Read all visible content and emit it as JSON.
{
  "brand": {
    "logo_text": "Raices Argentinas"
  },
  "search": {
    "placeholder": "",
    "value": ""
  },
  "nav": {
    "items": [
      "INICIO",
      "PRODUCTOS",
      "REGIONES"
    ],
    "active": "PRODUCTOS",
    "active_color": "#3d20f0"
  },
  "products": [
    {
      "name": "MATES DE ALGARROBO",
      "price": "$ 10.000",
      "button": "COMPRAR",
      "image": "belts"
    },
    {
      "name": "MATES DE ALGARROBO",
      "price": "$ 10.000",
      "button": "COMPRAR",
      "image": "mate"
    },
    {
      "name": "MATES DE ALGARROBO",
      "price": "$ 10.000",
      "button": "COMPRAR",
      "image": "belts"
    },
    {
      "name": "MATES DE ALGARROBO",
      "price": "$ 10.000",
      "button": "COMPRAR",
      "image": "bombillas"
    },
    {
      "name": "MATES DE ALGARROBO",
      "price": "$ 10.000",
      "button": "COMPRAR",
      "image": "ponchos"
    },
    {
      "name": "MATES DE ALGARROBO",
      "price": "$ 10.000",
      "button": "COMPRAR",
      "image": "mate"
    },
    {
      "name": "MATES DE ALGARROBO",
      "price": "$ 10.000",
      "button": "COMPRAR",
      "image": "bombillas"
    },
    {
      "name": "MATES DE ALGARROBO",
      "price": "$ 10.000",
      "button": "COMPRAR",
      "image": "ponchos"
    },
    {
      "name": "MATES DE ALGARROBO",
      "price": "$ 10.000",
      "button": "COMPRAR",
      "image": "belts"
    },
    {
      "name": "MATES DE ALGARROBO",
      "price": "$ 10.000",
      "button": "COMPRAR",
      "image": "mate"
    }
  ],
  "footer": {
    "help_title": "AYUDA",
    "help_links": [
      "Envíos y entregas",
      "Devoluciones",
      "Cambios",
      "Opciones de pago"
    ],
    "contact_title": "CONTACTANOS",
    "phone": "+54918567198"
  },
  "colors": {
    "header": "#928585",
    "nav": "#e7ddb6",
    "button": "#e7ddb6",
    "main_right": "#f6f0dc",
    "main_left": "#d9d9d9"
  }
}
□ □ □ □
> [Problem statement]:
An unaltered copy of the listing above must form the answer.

> [Solution to the exercise]:
Read all visible content and emit it as JSON.
{
  "brand": {
    "logo_text": "Raices Argentinas"
  },
  "search": {
    "placeholder": "",
    "value": ""
  },
  "nav": {
    "items": [
      "INICIO",
      "PRODUCTOS",
      "REGIONES"
    ],
    "active": "PRODUCTOS",
    "active_color": "#3d20f0"
  },
  "products": [
    {
      "name": "MATES DE ALGARROBO",
      "price": "$ 10.000",
      "button": "COMPRAR",
      "image": "belts"
    },
    {
      "name": "MATES DE ALGARROBO",
      "price": "$ 10.000",
      "button": "COMPRAR",
      "image": "mate"
    },
    {
      "name": "MATES DE ALGARROBO",
      "price": "$ 10.000",
      "button": "COMPRAR",
      "image": "belts"
    },
    {
      "name": "MATES DE ALGARROBO",
      "price": "$ 10.000",
      "button": "COMPRAR",
      "image": "bombillas"
    },
    {
      "name": "MATES DE ALGARROBO",
      "price": "$ 10.000",
      "button": "COMPRAR",
      "image": "ponchos"
    },
    {
      "name": "MATES DE ALGARROBO",
      "price": "$ 10.000",
      "button": "COMPRAR",
      "image": "mate"
    },
    {
      "name": "MATES DE ALGARROBO",
      "price": "$ 10.000",
      "button": "COMPRAR",
      "image": "bombillas"
    },
    {
      "name": "MATES DE ALGARROBO",
      "price": "$ 10.000",
      "button": "COMPRAR",
      "image": "ponchos"
    },
    {
      "name": "MATES DE ALGARROBO",
      "price": "$ 10.000",
      "button": "COMPRAR",
      "image": "belts"
    },
    {
      "name": "MATES DE ALGARROBO",
      "price": "$ 10.000",
      "button": "COMPRAR",
      "image": "mate"
    }
  ],
  "footer": {
    "help_title": "AYUDA",
    "help_links": [
      "Envíos y entregas",
      "Devoluciones",
      "Cambios",
      "Opciones de pago"
    ],
    "contact_title": "CONTACTANOS",
    "phone": "+54918567198"
  },
  "colors": {
    "header": "#928585",
    "nav": "#e7ddb6",
    "button": "#e7ddb6",
    "main_right": "#f6f0dc",
    "main_left": "#d9d9d9"
  }
}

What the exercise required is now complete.